Originally published Wednesday, 24 July 2013.

It was five years ago today.

My high school sweetheart and I had broken up the day before. On the fourth of July. Though it's been half a decade (half a decade?!) I'm still talking about it, because the very fact that I'm a writer and a former English major makes the smog of irony surrounding that situation far too thick to ignore.

It's a day that's still impacting me years later. It's a day I began learning a lesson that I'm forever thankful I learned.

But, how could I have understood that I would one day be thankful that morning, when my eyes were so sore and puffy I could barely slit them open? How could I know that the sandpaper feeling in my throat would one day dissolve? And that he and I would one day both be joyful and happy.

Even joyful and happy with people better suited for us.

Wild, just wild.

I hadn't emerged from my Tiffany blue bedroom in my parent's house just yet. But they knew I was up. I could tell by the way the frame of the house seemed to sink inward under the weight of their nervousness.

Luckily, the day my cashiering shift at the local grocery store began early. My family, and the house, would soon be able to sit up straight. The pressure of saying or doing the right thing to and for me would be gone.

The day before, I had laid down my Isaac. And it was less dramatic than I anticipated. God didn't send an angel to intervene, to stop me from uttering phrases like "it's not you, it's me," and "I just feel like God is calling us apart"or anything like that. He didn't even send a replacement sacrifice like I thought He would have.

My mom shouted some sort of scripture at me–one of those verses about sorrows lasting through the night, but hope coming in the morning–as I burst through the front door in my royal blue polo and my grease-streaked khakis.

It was one of the hardest most pitiful days of my life. Bagging groceries and straightening up folded, frayed dollar bills in the register. Tip-toing very dangerously close to erupting in tears with every subtle move my hands or feet made. And feeling, for the first time in my life, the impulse, the need to start smoking.

(I didn't ever work up the courage to start doing it, though.)

That same nervousness my family must have felt for me that day as they saw me bounce out of my home, with my earth-shattered and my eyes blotchy, catches in my throat when I see a service man or woman in uniform.

The first man I ever knew who served in the military went to my church.

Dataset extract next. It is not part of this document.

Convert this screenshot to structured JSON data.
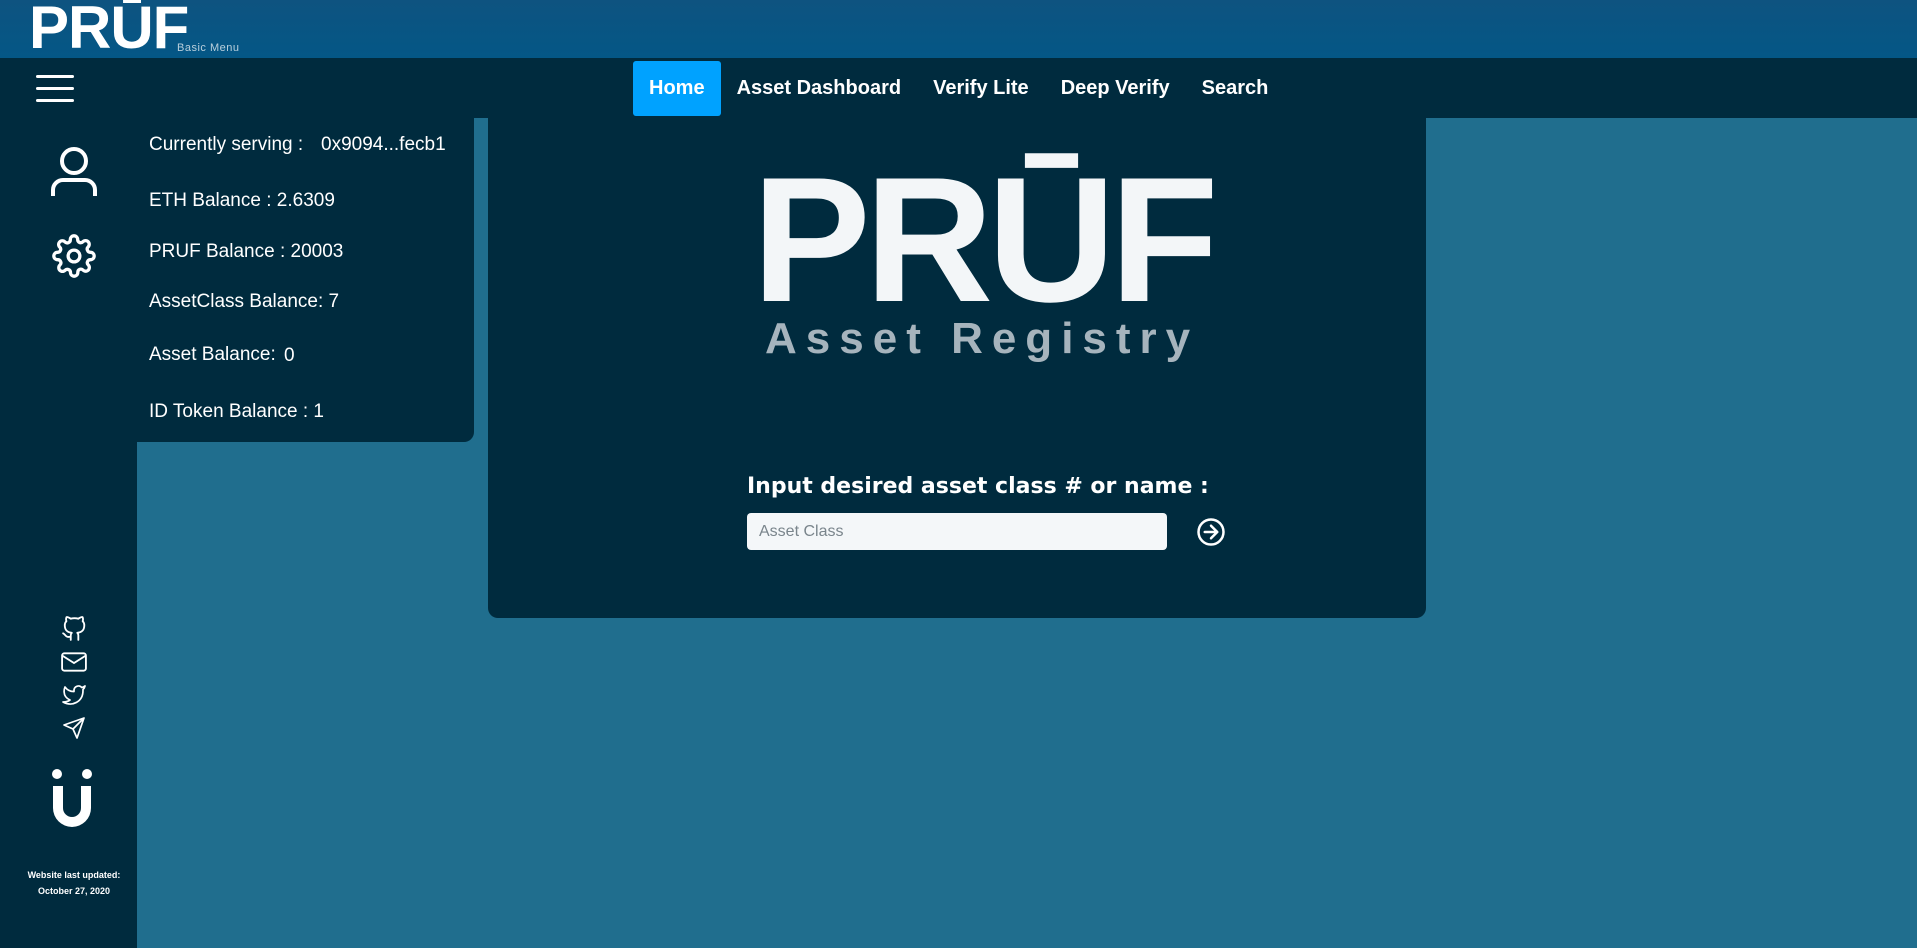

He was in the youth group, and I always had a sort of awe-filled crush on him. This caused my father quite some concern. But, I just couldn't help it.

How noble was this man's sacrifice for all of us? What was it that made him want to step fearlessly into combat zones? How deep was this honorable pride that must have run through his veins?

He was gone shortly after the 9/11 attacks. And he was away from home for a long time. And when he came home sporadically, even when I was in college, I had no idea what to say to him anymore. I was scared by both his goodness but also by the trauma I knew he must have experienced and the horrendous things he must have seen.

How could I tell him I'm thankful? How could I encourage him, and tell him he was doing legacy work?

How could I even relate to someone like that? The only hard thing I had ever endured at the time was breaking up with a boyfriend.

I was intimidated by his sacrifice. And I didn't want to say anything naive, or stupid. So I chose to say nothing at all.

For five years, I've been dwelling on all of this.

And now, it seems that increasingly important people in my life are currently or have served in the military. A few months ago, my phone lit up from a Navy man with a text that read:

Just so you know, a batch of your cookies went to support the troops today.

And I cried. Because it seemed so simple. Dumb, really. I had the resources all along to show gratitude and appreciation.

Cookies, of all the things...I didn't even need words.

I shouldn't even be writing about laying my Isaac down, because the truth is that after five years, it looks far less like a sacrifice and more like it was just the right thing to do.

I don't know squat about sacrifices. And as a writer, I should only write what I know. I don't write posts about math or chess or raising children or even how to cook. So why would I ever have the audacity to be living under the guise that I know. anything. about. sacrifice?

But. Those cookies. That text message. My dear, sweet friends I love tremendously who serve so selflessly. Who lay their very lives–the Isaacs of their every day and souls. They are the ones who could write about what I don't know. They could write about being heartbroken, and separated from their loved ones. About being rattled and jarred. And like the earth was being stripped from their feet.

They could write about sacrifices.

Here's what I do know, and what I will write about, however. The knot in my heart that has kept my purpose and calling is becoming undone by wading into and learning to understand the men and women who serve us in this way. It's become loosened in such away that I am awake and alive to it for the first time.

All because of a day–five years ago today–that once left me rattled and jarred, gave me the chance to learn how to love others more. It's become an Isaac that I would gladly lay down again and again. 

Without a second thought.

Thankfully, there are people out there, men and women in uniform, who don't have to learn these lessons. They just do them without having to be taught.

It's about as bold as you can get. And I'd like to be able to write about it one day.